WHAT YOU WILL DO: Repeat the data precisely as given.

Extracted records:
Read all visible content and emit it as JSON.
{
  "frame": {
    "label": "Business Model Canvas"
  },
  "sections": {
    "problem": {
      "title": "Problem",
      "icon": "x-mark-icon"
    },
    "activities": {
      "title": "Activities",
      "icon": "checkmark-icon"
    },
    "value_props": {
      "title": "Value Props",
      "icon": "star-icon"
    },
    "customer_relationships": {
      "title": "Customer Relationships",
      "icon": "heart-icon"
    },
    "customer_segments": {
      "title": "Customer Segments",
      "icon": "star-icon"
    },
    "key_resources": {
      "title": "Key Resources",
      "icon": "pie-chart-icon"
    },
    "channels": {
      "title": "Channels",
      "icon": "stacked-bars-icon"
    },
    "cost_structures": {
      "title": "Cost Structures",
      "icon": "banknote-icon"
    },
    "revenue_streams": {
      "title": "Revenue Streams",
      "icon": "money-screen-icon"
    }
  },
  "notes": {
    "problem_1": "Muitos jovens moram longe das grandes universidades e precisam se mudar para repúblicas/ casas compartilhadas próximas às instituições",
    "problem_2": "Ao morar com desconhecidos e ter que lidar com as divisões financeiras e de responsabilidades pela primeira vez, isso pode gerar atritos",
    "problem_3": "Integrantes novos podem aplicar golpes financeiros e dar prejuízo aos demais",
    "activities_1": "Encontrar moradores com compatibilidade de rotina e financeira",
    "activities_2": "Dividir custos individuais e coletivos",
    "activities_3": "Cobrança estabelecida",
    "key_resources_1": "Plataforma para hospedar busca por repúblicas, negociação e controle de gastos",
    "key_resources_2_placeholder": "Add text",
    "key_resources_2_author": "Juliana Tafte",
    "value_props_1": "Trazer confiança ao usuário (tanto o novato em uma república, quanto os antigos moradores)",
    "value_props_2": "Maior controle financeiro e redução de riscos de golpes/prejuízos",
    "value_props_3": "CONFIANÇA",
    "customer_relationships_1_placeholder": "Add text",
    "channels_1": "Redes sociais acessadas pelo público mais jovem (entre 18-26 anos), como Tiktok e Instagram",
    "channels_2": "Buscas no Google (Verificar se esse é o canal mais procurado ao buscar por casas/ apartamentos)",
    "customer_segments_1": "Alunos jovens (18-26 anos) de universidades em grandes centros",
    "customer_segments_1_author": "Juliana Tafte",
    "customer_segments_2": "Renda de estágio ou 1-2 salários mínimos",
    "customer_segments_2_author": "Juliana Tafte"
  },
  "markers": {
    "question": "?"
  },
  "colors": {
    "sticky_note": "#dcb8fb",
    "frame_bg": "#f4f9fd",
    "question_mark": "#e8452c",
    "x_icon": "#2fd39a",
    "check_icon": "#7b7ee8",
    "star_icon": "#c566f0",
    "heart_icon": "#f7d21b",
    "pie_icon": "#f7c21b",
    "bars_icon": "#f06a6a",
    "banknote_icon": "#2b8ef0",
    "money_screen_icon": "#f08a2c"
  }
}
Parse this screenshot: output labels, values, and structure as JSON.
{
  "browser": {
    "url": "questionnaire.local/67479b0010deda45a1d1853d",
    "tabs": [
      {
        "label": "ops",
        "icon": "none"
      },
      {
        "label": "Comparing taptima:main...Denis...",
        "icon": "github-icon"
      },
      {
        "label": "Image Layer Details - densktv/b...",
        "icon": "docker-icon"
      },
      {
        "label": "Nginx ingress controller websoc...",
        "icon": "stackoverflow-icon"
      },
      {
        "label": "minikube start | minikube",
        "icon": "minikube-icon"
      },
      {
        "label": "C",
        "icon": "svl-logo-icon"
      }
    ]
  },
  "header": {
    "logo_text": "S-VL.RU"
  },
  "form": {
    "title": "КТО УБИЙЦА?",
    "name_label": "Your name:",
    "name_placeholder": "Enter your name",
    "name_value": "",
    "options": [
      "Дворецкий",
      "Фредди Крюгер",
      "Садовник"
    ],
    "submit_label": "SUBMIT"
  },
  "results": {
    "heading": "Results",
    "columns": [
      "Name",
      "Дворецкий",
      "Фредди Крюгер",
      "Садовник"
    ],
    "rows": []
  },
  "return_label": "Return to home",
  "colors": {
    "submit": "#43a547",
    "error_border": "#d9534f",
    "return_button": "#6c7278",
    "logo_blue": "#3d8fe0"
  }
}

WRITTEN SOLUTION:
Read all visible content and emit it as JSON.
{
  "frame": {
    "label": "Business Model Canvas"
  },
  "sections": {
    "problem": {
      "title": "Problem",
      "icon": "x-mark-icon"
    },
    "activities": {
      "title": "Activities",
      "icon": "checkmark-icon"
    },
    "value_props": {
      "title": "Value Props",
      "icon": "star-icon"
    },
    "customer_relationships": {
      "title": "Customer Relationships",
      "icon": "heart-icon"
    },
    "customer_segments": {
      "title": "Customer Segments",
      "icon": "star-icon"
    },
    "key_resources": {
      "title": "Key Resources",
      "icon": "pie-chart-icon"
    },
    "channels": {
      "title": "Channels",
      "icon": "stacked-bars-icon"
    },
    "cost_structures": {
      "title": "Cost Structures",
      "icon": "banknote-icon"
    },
    "revenue_streams": {
      "title": "Revenue Streams",
      "icon": "money-screen-icon"
    }
  },
  "notes": {
    "problem_1": "Muitos jovens moram longe das grandes universidades e precisam se mudar para repúblicas/ casas compartilhadas próximas às instituições",
    "problem_2": "Ao morar com desconhecidos e ter que lidar com as divisões financeiras e de responsabilidades pela primeira vez, isso pode gerar atritos",
    "problem_3": "Integrantes novos podem aplicar golpes financeiros e dar prejuízo aos demais",
    "activities_1": "Encontrar moradores com compatibilidade de rotina e financeira",
    "activities_2": "Dividir custos individuais e coletivos",
    "activities_3": "Cobrança estabelecida",
    "key_resources_1": "Plataforma para hospedar busca por repúblicas, negociação e controle de gastos",
    "key_resources_2_placeholder": "Add text",
    "key_resources_2_author": "Juliana Tafte",
    "value_props_1": "Trazer confiança ao usuário (tanto o novato em uma república, quanto os antigos moradores)",
    "value_props_2": "Maior controle financeiro e redução de riscos de golpes/prejuízos",
    "value_props_3": "CONFIANÇA",
    "customer_relationships_1_placeholder": "Add text",
    "channels_1": "Redes sociais acessadas pelo público mais jovem (entre 18-26 anos), como Tiktok e Instagram",
    "channels_2": "Buscas no Google (Verificar se esse é o canal mais procurado ao buscar por casas/ apartamentos)",
    "customer_segments_1": "Alunos jovens (18-26 anos) de universidades em grandes centros",
    "customer_segments_1_author": "Juliana Tafte",
    "customer_segments_2": "Renda de estágio ou 1-2 salários mínimos",
    "customer_segments_2_author": "Juliana Tafte"
  },
  "markers": {
    "question": "?"
  },
  "colors": {
    "sticky_note": "#dcb8fb",
    "frame_bg": "#f4f9fd",
    "question_mark": "#e8452c",
    "x_icon": "#2fd39a",
    "check_icon": "#7b7ee8",
    "star_icon": "#c566f0",
    "heart_icon": "#f7d21b",
    "pie_icon": "#f7c21b",
    "bars_icon": "#f06a6a",
    "banknote_icon": "#2b8ef0",
    "money_screen_icon": "#f08a2c"
  }
}
Parse this screenshot: output labels, values, and structure as JSON.
{
  "browser": {
    "url": "questionnaire.local/67479b0010deda45a1d1853d",
    "tabs": [
      {
        "label": "ops",
        "icon": "none"
      },
      {
        "label": "Comparing taptima:main...Denis...",
        "icon": "github-icon"
      },
      {
        "label": "Image Layer Details - densktv/b...",
        "icon": "docker-icon"
      },
      {
        "label": "Nginx ingress controller websoc...",
        "icon": "stackoverflow-icon"
      },
      {
        "label": "minikube start | minikube",
        "icon": "minikube-icon"
      },
      {
        "label": "C",
        "icon": "svl-logo-icon"
      }
    ]
  },
  "header": {
    "logo_text": "S-VL.RU"
  },
  "form": {
    "title": "КТО УБИЙЦА?",
    "name_label": "Your name:",
    "name_placeholder": "Enter your name",
    "name_value": "",
    "options": [
      "Дворецкий",
      "Фредди Крюгер",
      "Садовник"
    ],
    "submit_label": "SUBMIT"
  },
  "results": {
    "heading": "Results",
    "columns": [
      "Name",
      "Дворецкий",
      "Фредди Крюгер",
      "Садовник"
    ],
    "rows": []
  },
  "return_label": "Return to home",
  "colors": {
    "submit": "#43a547",
    "error_border": "#d9534f",
    "return_button": "#6c7278",
    "logo_blue": "#3d8fe0"
  }
}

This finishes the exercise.